Extracted information Block Start

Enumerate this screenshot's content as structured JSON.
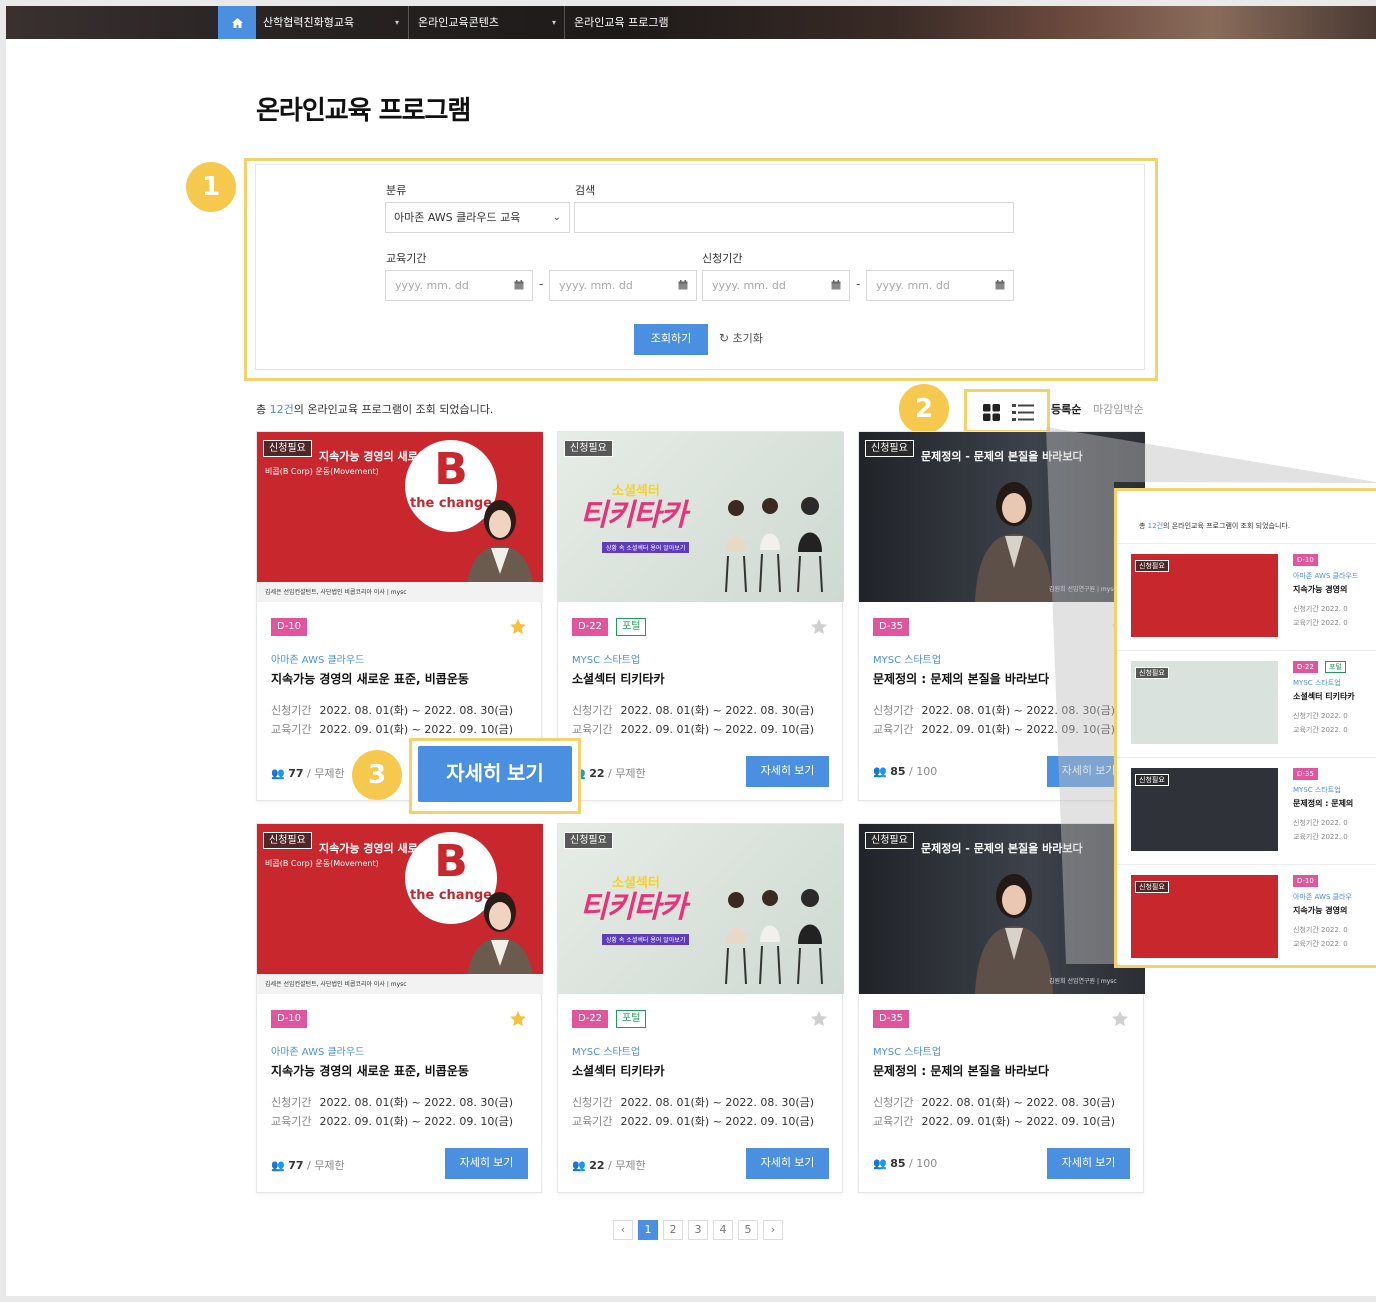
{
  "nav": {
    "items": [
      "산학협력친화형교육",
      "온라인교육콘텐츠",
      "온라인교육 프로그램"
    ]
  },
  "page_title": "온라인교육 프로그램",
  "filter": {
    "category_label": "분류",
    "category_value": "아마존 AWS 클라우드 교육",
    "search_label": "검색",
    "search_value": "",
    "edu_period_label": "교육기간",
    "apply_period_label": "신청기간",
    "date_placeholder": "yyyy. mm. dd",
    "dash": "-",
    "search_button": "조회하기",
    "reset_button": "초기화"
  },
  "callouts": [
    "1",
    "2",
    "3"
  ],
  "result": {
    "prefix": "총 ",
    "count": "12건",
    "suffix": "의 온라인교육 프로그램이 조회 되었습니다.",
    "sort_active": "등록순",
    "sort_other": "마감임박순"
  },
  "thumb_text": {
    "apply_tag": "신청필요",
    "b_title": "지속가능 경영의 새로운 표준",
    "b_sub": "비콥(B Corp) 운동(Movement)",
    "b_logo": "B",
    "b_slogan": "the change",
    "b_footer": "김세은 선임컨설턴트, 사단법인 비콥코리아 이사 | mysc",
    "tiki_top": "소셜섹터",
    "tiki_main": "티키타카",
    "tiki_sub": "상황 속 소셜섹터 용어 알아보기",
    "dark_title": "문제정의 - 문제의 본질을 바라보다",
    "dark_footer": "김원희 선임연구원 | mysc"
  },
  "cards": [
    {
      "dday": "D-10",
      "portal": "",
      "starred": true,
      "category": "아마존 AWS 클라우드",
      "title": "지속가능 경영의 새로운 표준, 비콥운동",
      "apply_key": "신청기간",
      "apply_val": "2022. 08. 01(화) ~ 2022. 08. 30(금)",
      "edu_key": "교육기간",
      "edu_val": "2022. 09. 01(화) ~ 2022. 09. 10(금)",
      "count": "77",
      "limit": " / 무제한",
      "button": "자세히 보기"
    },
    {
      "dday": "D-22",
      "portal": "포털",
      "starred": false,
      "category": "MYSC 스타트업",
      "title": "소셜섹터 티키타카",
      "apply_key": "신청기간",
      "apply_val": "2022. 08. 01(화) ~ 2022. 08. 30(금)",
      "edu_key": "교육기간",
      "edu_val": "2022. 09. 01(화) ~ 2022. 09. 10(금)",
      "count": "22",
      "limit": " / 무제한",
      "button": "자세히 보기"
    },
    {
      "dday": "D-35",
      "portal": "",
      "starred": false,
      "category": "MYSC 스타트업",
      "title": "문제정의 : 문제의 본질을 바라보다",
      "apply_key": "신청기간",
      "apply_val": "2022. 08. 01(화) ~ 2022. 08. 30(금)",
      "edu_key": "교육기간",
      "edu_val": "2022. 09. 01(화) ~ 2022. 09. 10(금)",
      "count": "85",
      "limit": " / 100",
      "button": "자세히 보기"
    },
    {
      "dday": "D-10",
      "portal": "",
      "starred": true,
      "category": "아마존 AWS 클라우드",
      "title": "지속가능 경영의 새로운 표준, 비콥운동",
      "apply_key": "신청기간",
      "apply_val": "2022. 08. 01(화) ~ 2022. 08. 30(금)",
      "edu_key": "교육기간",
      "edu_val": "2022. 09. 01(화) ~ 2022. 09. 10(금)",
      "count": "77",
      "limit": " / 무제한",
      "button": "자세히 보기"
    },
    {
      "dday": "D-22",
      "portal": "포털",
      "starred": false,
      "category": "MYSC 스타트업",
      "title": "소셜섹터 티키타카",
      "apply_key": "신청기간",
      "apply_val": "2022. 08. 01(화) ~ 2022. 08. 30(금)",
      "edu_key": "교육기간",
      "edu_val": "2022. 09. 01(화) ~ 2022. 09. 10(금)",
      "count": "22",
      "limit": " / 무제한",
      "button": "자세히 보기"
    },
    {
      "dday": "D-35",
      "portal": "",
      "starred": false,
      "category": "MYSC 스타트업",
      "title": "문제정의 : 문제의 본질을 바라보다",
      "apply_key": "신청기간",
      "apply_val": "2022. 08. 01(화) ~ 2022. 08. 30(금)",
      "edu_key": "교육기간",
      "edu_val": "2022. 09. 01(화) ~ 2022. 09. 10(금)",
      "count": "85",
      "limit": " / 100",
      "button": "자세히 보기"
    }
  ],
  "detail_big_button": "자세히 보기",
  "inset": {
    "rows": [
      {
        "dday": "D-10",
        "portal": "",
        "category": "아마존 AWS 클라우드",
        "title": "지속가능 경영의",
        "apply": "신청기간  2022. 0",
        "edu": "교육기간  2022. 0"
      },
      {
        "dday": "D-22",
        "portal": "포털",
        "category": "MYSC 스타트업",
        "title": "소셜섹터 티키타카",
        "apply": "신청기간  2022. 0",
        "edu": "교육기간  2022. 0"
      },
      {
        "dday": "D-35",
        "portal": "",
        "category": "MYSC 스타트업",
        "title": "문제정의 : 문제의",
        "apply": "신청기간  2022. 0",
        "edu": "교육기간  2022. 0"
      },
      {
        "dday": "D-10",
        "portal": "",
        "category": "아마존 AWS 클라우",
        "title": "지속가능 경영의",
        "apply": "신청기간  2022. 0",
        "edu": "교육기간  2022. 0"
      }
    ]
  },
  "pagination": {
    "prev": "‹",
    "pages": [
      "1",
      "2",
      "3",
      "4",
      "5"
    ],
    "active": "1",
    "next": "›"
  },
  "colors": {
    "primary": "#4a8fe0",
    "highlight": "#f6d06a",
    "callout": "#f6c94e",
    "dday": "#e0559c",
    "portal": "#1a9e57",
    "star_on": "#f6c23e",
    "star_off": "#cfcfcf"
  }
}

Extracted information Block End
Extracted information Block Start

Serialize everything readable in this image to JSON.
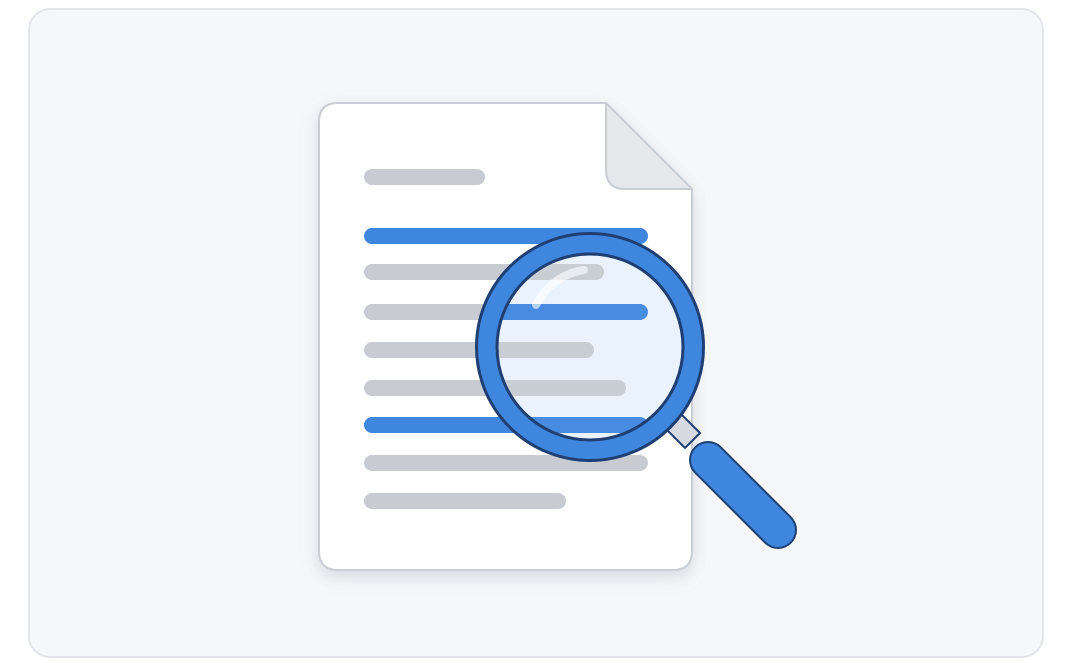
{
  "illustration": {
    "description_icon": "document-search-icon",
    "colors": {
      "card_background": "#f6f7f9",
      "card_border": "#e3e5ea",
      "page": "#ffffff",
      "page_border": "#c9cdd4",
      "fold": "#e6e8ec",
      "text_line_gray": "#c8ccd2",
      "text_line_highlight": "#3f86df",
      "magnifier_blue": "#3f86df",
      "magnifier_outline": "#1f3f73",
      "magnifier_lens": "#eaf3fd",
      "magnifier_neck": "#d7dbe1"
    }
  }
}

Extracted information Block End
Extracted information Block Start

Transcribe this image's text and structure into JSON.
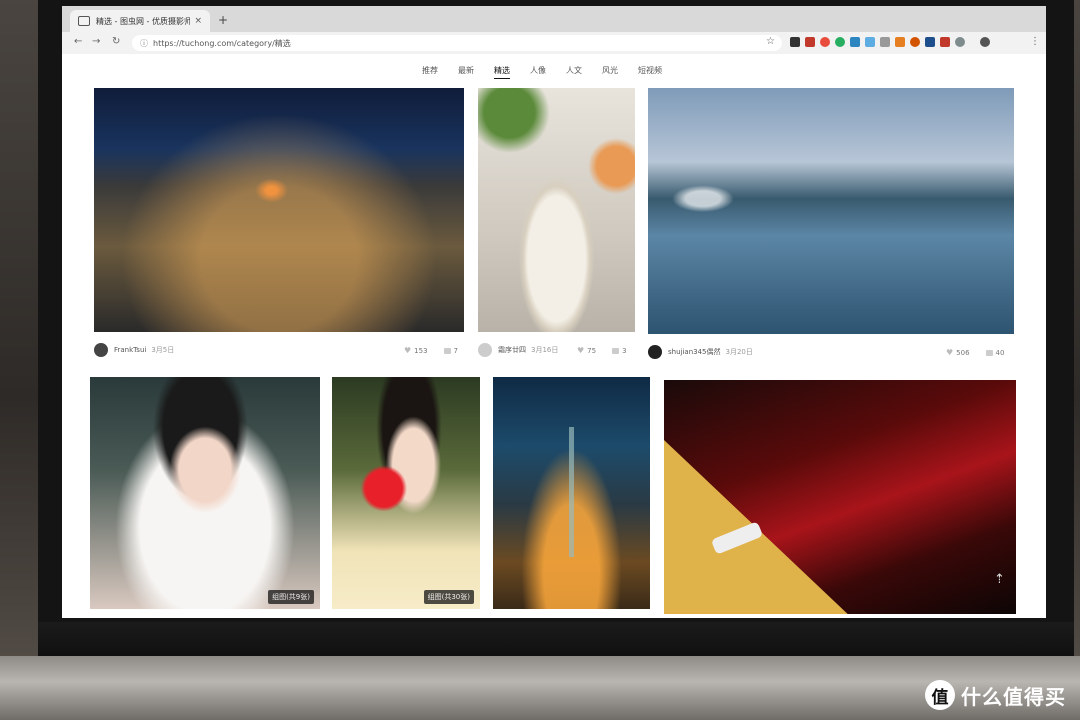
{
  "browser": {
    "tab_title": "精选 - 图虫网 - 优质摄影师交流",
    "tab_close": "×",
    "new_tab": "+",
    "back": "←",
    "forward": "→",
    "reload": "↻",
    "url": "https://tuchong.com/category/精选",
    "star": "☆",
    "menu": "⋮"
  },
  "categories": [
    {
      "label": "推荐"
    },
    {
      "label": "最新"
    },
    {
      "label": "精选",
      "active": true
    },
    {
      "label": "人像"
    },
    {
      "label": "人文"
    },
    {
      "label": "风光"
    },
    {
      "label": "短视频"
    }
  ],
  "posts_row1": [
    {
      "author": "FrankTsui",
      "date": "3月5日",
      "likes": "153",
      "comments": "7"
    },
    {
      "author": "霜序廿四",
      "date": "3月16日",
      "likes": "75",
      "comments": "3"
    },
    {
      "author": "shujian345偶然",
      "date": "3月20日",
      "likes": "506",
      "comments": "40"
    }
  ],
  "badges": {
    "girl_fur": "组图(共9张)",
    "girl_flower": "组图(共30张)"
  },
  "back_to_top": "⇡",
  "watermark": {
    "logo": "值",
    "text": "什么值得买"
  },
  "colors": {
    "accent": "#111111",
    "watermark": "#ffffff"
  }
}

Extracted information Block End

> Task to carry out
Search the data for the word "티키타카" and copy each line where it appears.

> Answer area
    "tiki_main": "티키타카",
      "title": "소셜섹터 티키타카",
      "title": "소셜섹터 티키타카",
        "title": "소셜섹터 티키타카",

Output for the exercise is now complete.